"It's fear dude, just fear and you don't have to be Sun freakin Tzu to know that real fighting isn't about killing or even hurting the other guy, it's about scaring him enough to call it a day. Break their spirit, that's what every successful army goes for, from tribal face pain to the "blitzkrieg" to...what did we call the first round of Gulf War Two, 'shock and awe'? Perfect name, 'Shock and Awe'! But what if the enemy can't be shocked and awed? Not just won't, but biologically can't?"

Sorry to just pull-quote at you, but I find it all so fascinating that I just can't help myself. Plus, I think it does a pretty good job (especially the last one) of showing how it's more about the people and less about the zombies.

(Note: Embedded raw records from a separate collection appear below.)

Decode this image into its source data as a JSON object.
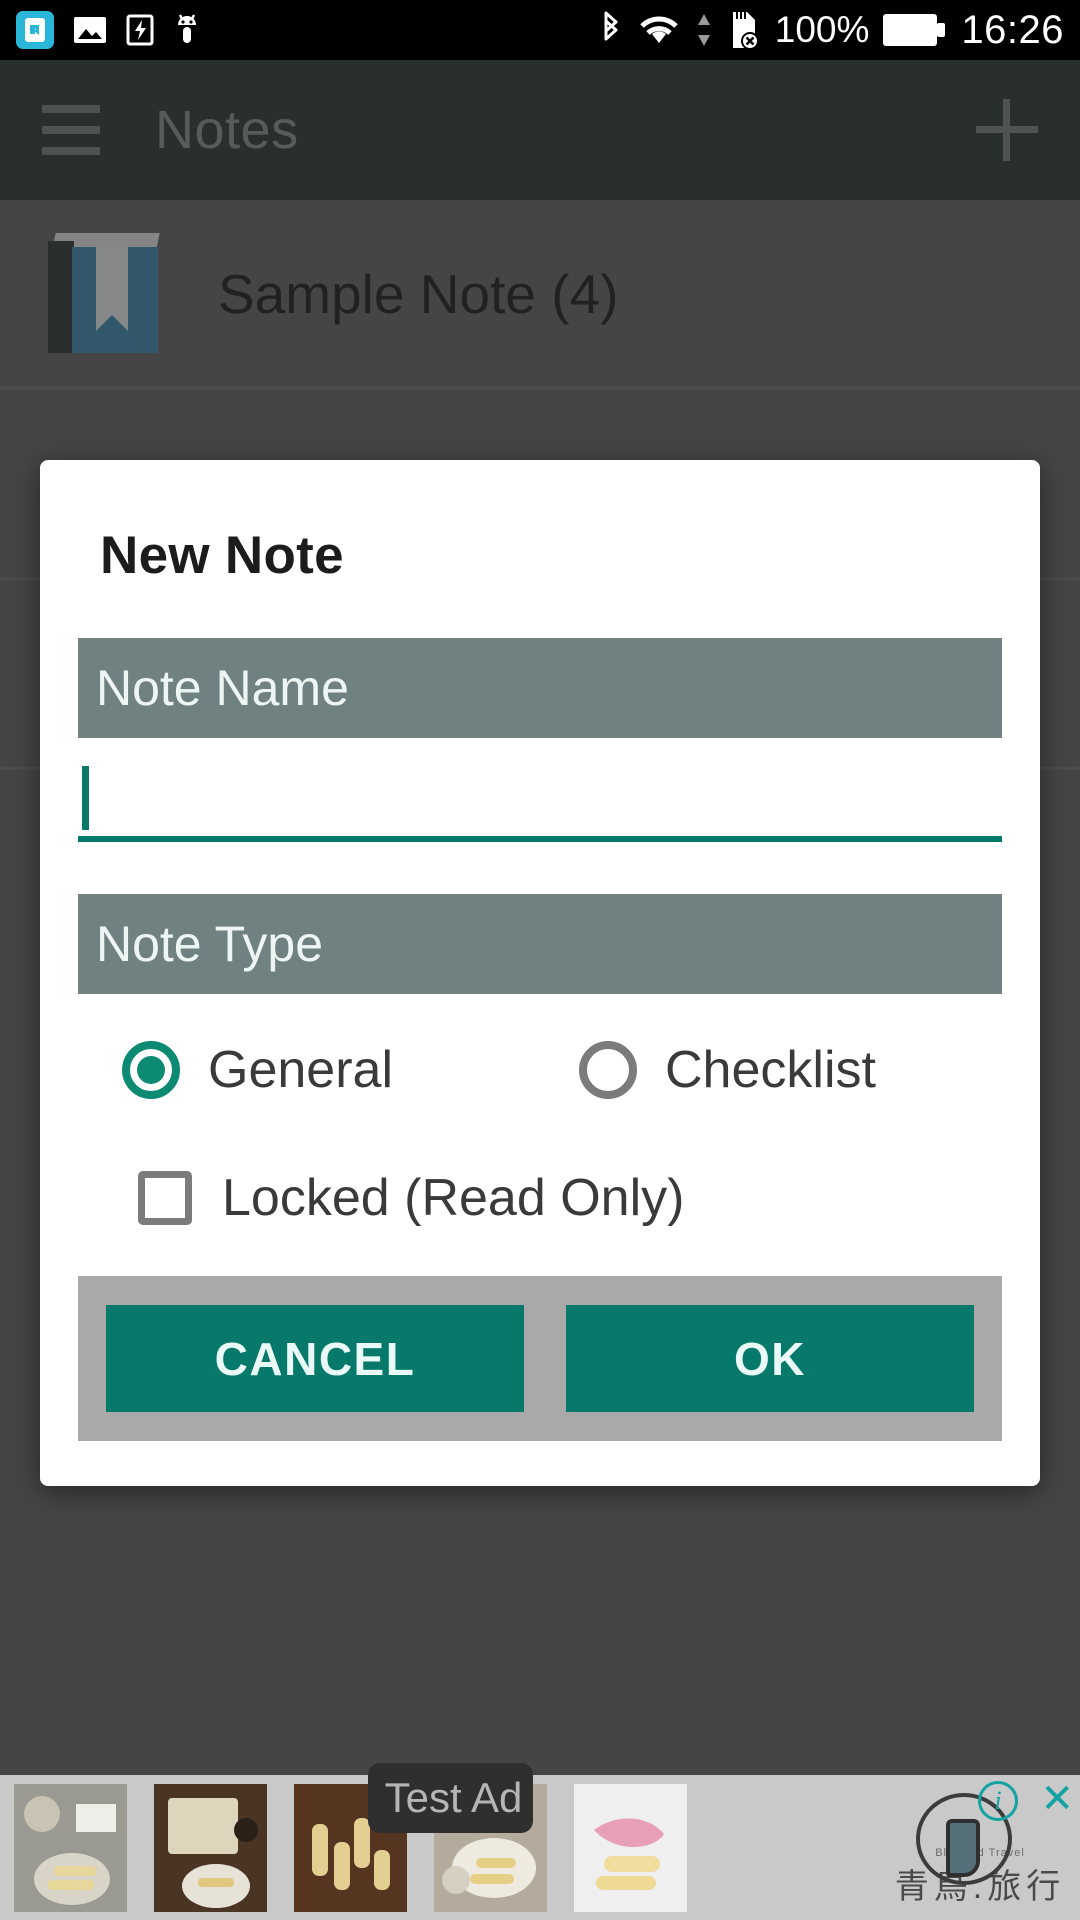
{
  "statusbar": {
    "icons": [
      "screen-cast-icon",
      "image-icon",
      "battery-charging-icon",
      "android-debug-icon"
    ],
    "right_icons": [
      "bluetooth-icon",
      "wifi-icon",
      "data-arrows-icon",
      "sdcard-removed-icon"
    ],
    "battery_percent": "100%",
    "time": "16:26"
  },
  "appbar": {
    "menu_icon": "hamburger-menu-icon",
    "title": "Notes",
    "add_icon": "plus-icon"
  },
  "notes_list": {
    "items": [
      {
        "label": "Sample Note (4)",
        "icon": "book-icon"
      }
    ]
  },
  "dialog": {
    "title": "New Note",
    "name_section_label": "Note Name",
    "name_input_value": "",
    "name_input_placeholder": "",
    "type_section_label": "Note Type",
    "radio_options": [
      {
        "label": "General",
        "selected": true
      },
      {
        "label": "Checklist",
        "selected": false
      }
    ],
    "checkbox": {
      "label": "Locked (Read Only)",
      "checked": false
    },
    "cancel_label": "CANCEL",
    "ok_label": "OK"
  },
  "ad": {
    "badge": "Test Ad",
    "logo_cn": "青鳥.旅行",
    "logo_en": "BlueBird Travel",
    "close_icon": "close-icon",
    "info_icon": "info-icon"
  },
  "colors": {
    "accent_teal": "#00796b",
    "section_bar": "#6f8180",
    "appbar": "#2b3635",
    "scrim": "#5d5d5d",
    "button_bar": "#a9a9a9"
  }
}
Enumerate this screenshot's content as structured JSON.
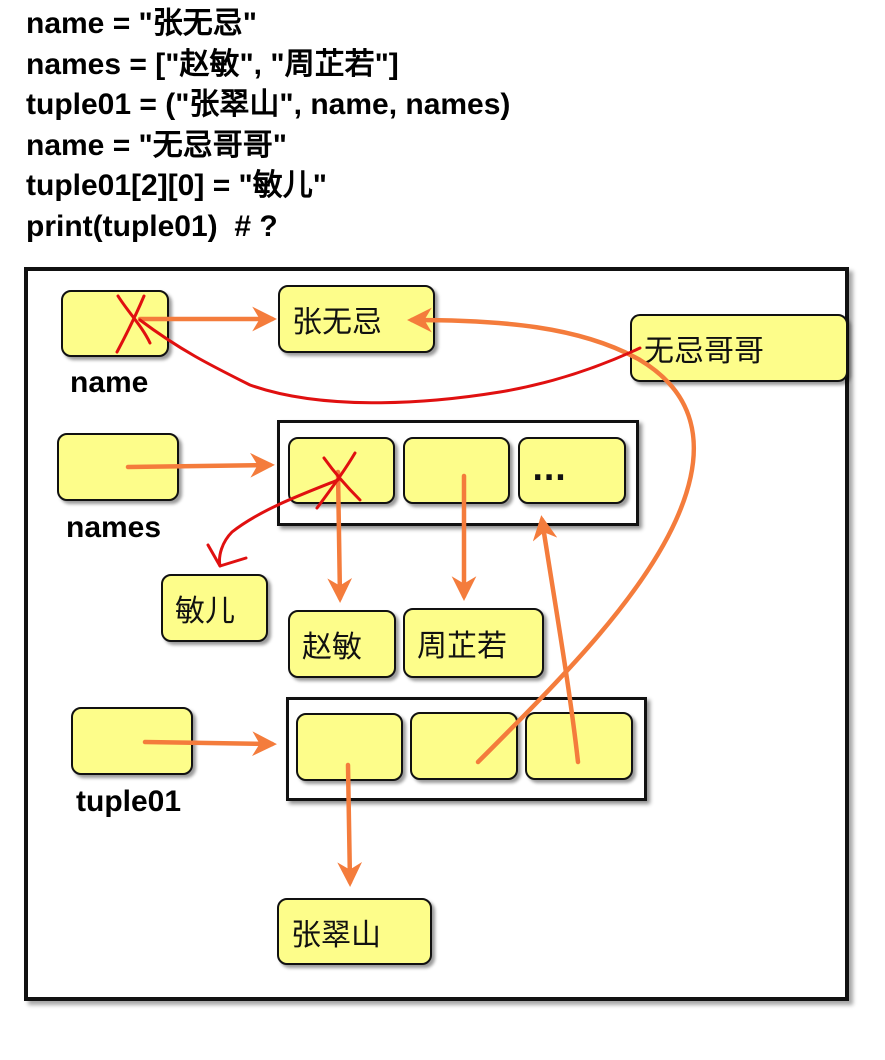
{
  "code_lines": [
    "name = \"张无忌\"",
    "names = [\"赵敏\", \"周芷若\"]",
    "tuple01 = (\"张翠山\", name, names)",
    "name = \"无忌哥哥\"",
    "tuple01[2][0] = \"敏儿\"",
    "print(tuple01)  # ?"
  ],
  "variables": {
    "name": "name",
    "names": "names",
    "tuple01": "tuple01"
  },
  "values": {
    "zhang_wuji": "张无忌",
    "wuji_gege": "无忌哥哥",
    "zhao_min": "赵敏",
    "zhou_zhiruo": "周芷若",
    "min_er": "敏儿",
    "zhang_cuishan": "张翠山",
    "ellipsis": "..."
  },
  "colors": {
    "cell_fill": "#fdfd8a",
    "arrow_orange": "#f47c3c",
    "arrow_red": "#e01010",
    "border": "#111111"
  }
}
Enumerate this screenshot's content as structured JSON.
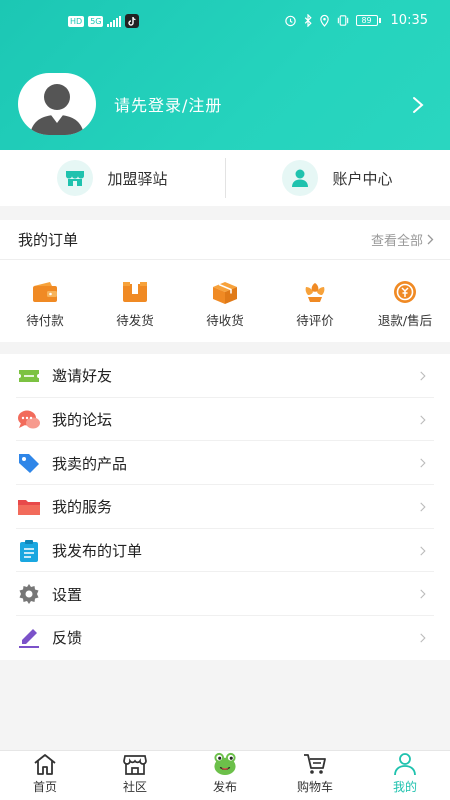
{
  "status_bar": {
    "left_chips": [
      "HD",
      "5G"
    ],
    "battery": "89",
    "time": "10:35"
  },
  "profile": {
    "login_text": "请先登录/注册"
  },
  "quick_links": [
    {
      "label": "加盟驿站",
      "icon": "station-icon"
    },
    {
      "label": "账户中心",
      "icon": "user-icon"
    }
  ],
  "orders": {
    "title": "我的订单",
    "view_all": "查看全部",
    "items": [
      {
        "label": "待付款",
        "icon": "wallet-icon"
      },
      {
        "label": "待发货",
        "icon": "package-icon"
      },
      {
        "label": "待收货",
        "icon": "box-icon"
      },
      {
        "label": "待评价",
        "icon": "flower-icon"
      },
      {
        "label": "退款/售后",
        "icon": "refund-icon"
      }
    ]
  },
  "menu": [
    {
      "label": "邀请好友",
      "icon": "ticket-icon"
    },
    {
      "label": "我的论坛",
      "icon": "chat-icon"
    },
    {
      "label": "我卖的产品",
      "icon": "tag-icon"
    },
    {
      "label": "我的服务",
      "icon": "folder-icon"
    },
    {
      "label": "我发布的订单",
      "icon": "clipboard-icon"
    },
    {
      "label": "设置",
      "icon": "gear-icon"
    },
    {
      "label": "反馈",
      "icon": "edit-icon"
    }
  ],
  "tabbar": [
    {
      "label": "首页",
      "icon": "home-icon"
    },
    {
      "label": "社区",
      "icon": "store-icon"
    },
    {
      "label": "发布",
      "icon": "frog-icon"
    },
    {
      "label": "购物车",
      "icon": "cart-icon"
    },
    {
      "label": "我的",
      "icon": "person-icon",
      "active": true
    }
  ],
  "colors": {
    "accent": "#1fc2ae",
    "header_gradient_start": "#1cc7b4",
    "header_gradient_end": "#2ad6c0"
  }
}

Instead of the soldiers being scared of undead monsters, they're confused and terrified by the fact that all of their training is now for naught. The pilots are grounded because the zombies can't launch air attacks, missiles aren't as effective on the undead, and strategies and formations have to be redesigned to best target an enemy that can only be taken done by a shot to the brain. Every system is shaken up and no one is confident or sure of themselves. And this is a big part in why the world is overrun so quickly. Sure new conflicts and wars come up now and again, but everything is so formulaic, they hit them, they hit them back, they use drones, they use drones back etc etc ad infinitum. Any time the rules aren't followed, like with the terrorist attack on the world trade centres or in this case of a zombie infection, we're met with chaos and panic.

Though the book is made up of a selection of eye-witness accounts loosely formulated into a chronological order, it's not just a chaotic or academic form of storytelling. Early accounts will be acknowledged or built upon by interviewees later in the book or facts from one stories are discounted as fiction in another. Basically it's a living document, full of rumours and fears and anger but most of all there's a sense of hope and of our perseverance as a species. There's a lot of stuff in this book which is pretty cynical and it's clear Max Brooks has a pretty low opinion on the bureaucratic aspects of government, banking, big Pharma, the Hollywood elite etc, but it's just as clear that he has a great deal of respect for actual people and the strength of constitution which is inherent in all of us. So while it's a book about the (almost) end of the world, it's also pretty damn uplifting.

So yes, this is a zombie novel and there are some terrifying stories that had me twitching in fright but those sections are small and not worth passing on such a fantastic and illuminating book. Max Brooks touches on so much of what makes up our modern culture - racism, reality TV, politics, scams, scepticism, and weaves it into a book which tells us as much about ourselves as it does about a zombie threat. So go and read this already, or get hold of the audiobook because it's read by the most amazing people (Check out Alley's review for details), but don't watch the film. Or don't only watch the film. And don't even think about passing on it just because it's a zombie book or I'll be forced to sick my zombies on you Michonne* style.


Related Posts Plugin for WordPress, Blogger...